The main battles of the First Carlist War took place against the back-drop of the provinces of Catalunya, Aragon and, in particular, the Basque Country.  As the Infante Carlos, and his section were based in the Basque Country, it was they who suffered most casualties in the war.  After several skirmishes in Hernani and around Vitoria where the battalion based themselves, in 1836 they managed to hold on to the free port and the fort on the Mount of Urgull in San Sebastian, despite the attempts from the Absolutists to encircle the city and the attack on the port of Pasajes.  During the siege of Bilbao, they acted on the orders of Baldomero Espartero to liberate the city.

 

The regiment disbanded in 1837, but despite its break-up over one thousand men remained active with the express permission of Espartero to fight on other fronts, amongst which was Andoain.

 

A reddish-coloured stone in the cemetery on Monte Urgull states the following: “In memory of those courageous British soldiers who gave their life for the flag of their country and for the independence and the freedom of Spain”.

 

Written by Jesús Castro.

Translated by Rachael Harrison.

Sponsored by www.costaluzlawyers.es

 

 

 



Like 0




0 Comments

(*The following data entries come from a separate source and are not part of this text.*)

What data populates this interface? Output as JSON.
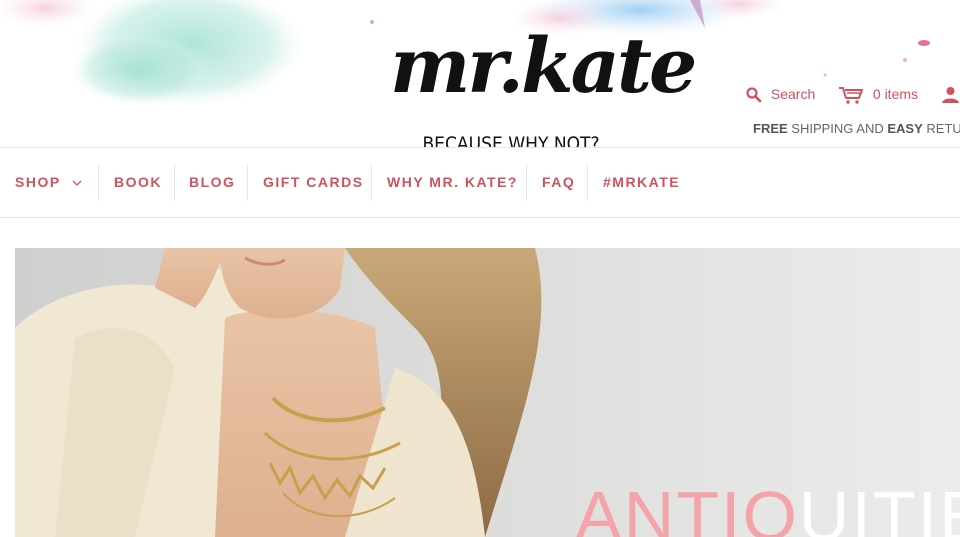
{
  "brand": {
    "logo_text": "mr.kate",
    "tagline": "BECAUSE WHY NOT?"
  },
  "utility": {
    "search_label": "Search",
    "cart_label": "0 items",
    "icons": [
      "search-icon",
      "cart-icon",
      "account-icon"
    ]
  },
  "promo": {
    "word1": "FREE",
    "text1": " SHIPPING AND ",
    "word2": "EASY",
    "text2": " RETU"
  },
  "nav": {
    "shop": "SHOP",
    "book": "BOOK",
    "blog": "BLOG",
    "gift_cards": "GIFT CARDS",
    "why": "WHY MR. KATE?",
    "faq": "FAQ",
    "mrkate": "#MRKATE"
  },
  "hero": {
    "title_part1": "ANTIQ",
    "title_part2": "UITIES"
  },
  "colors": {
    "accent": "#d0525c",
    "hero_pink": "#f4a3a8",
    "rule": "#e4e4e4"
  }
}
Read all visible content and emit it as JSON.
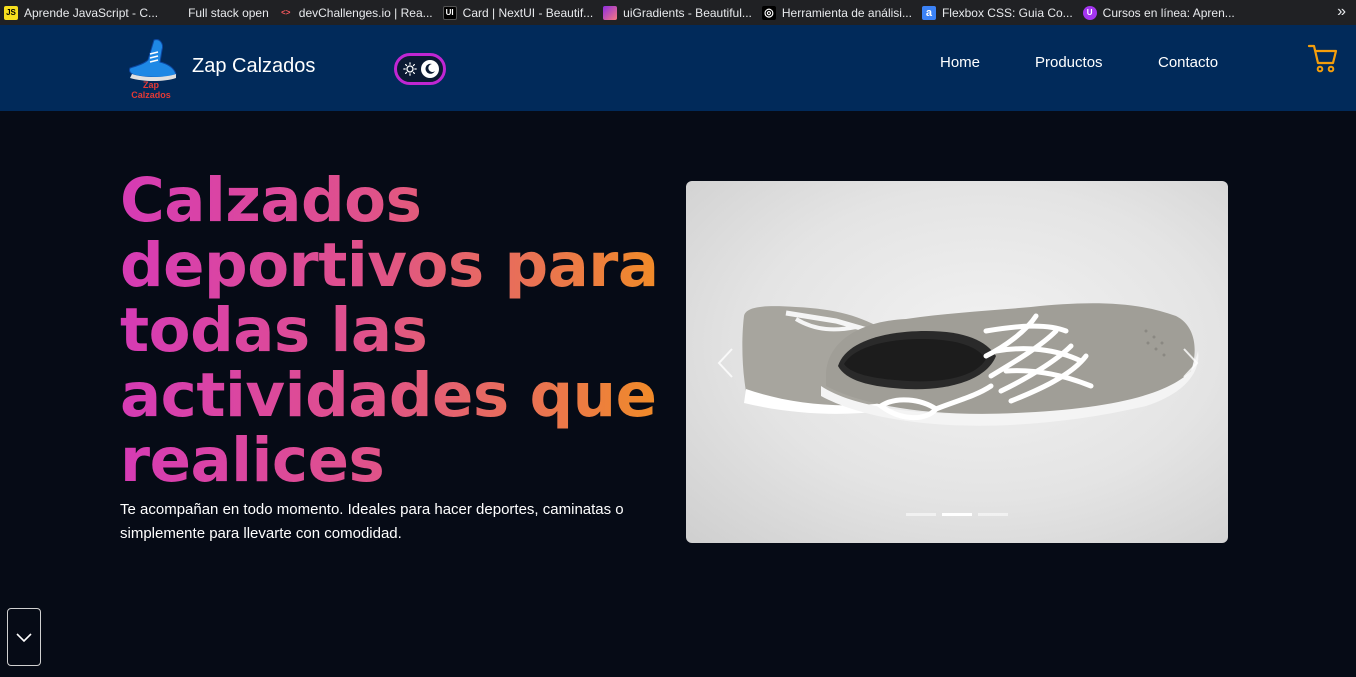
{
  "bookmarks": [
    {
      "label": "Aprende JavaScript - C...",
      "icon": "js-icon",
      "icon_text": "JS",
      "icon_bg": "#f7df1e",
      "icon_fg": "#000000"
    },
    {
      "label": "Full stack open",
      "icon": "",
      "icon_text": "",
      "icon_bg": "",
      "icon_fg": ""
    },
    {
      "label": "devChallenges.io | Rea...",
      "icon": "devchallenges-icon",
      "icon_text": "<>",
      "icon_bg": "#202124",
      "icon_fg": "#ff5a5f"
    },
    {
      "label": "Card | NextUI - Beautif...",
      "icon": "nextui-icon",
      "icon_text": "UI",
      "icon_bg": "#000000",
      "icon_fg": "#ffffff"
    },
    {
      "label": "uiGradients - Beautiful...",
      "icon": "uigradients-icon",
      "icon_text": "",
      "icon_bg": "#8e2de2",
      "icon_fg": "#ffffff"
    },
    {
      "label": "Herramienta de análisi...",
      "icon": "analysis-tool-icon",
      "icon_text": "◎",
      "icon_bg": "#000000",
      "icon_fg": "#ffffff"
    },
    {
      "label": "Flexbox CSS: Guia Co...",
      "icon": "flexbox-guide-icon",
      "icon_text": "a",
      "icon_bg": "#3b82f6",
      "icon_fg": "#ffffff"
    },
    {
      "label": "Cursos en línea: Apren...",
      "icon": "udemy-icon",
      "icon_text": "U",
      "icon_bg": "#a435f0",
      "icon_fg": "#ffffff"
    }
  ],
  "bookmarks_more": "»",
  "brand": {
    "name": "Zap Calzados",
    "logo": "sneaker-logo-icon",
    "logo_text_top": "Zap",
    "logo_text_bottom": "Calzados"
  },
  "theme_toggle": {
    "sun_icon": "sun-icon",
    "moon_icon": "moon-icon",
    "border_color": "#c026d3"
  },
  "nav": {
    "links": [
      "Home",
      "Productos",
      "Contacto"
    ],
    "cart_icon": "cart-icon",
    "cart_color": "#f59e0b"
  },
  "hero": {
    "title": "Calzados deportivos para todas las actividades que realices",
    "description": "Te acompañan en todo momento. Ideales para hacer deportes, caminatas o simplemente para llevarte con comodidad.",
    "gradient_colors": [
      "#d63bb5",
      "#e0528a",
      "#f08a2a"
    ]
  },
  "carousel": {
    "image": "gray-sneaker-image",
    "prev_icon": "chevron-left-icon",
    "next_icon": "chevron-right-icon",
    "slides": 3,
    "active_slide": 2
  },
  "scroll_button": {
    "icon": "chevron-down-icon"
  },
  "colors": {
    "navbar_bg": "#012a5a",
    "page_bg": "#060b16"
  }
}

Only registered users can comment on this blog post. Please Sign In or Register now.




 

This site uses cookies. By continuing to browse you are agreeing to our use of cookies. More information here. x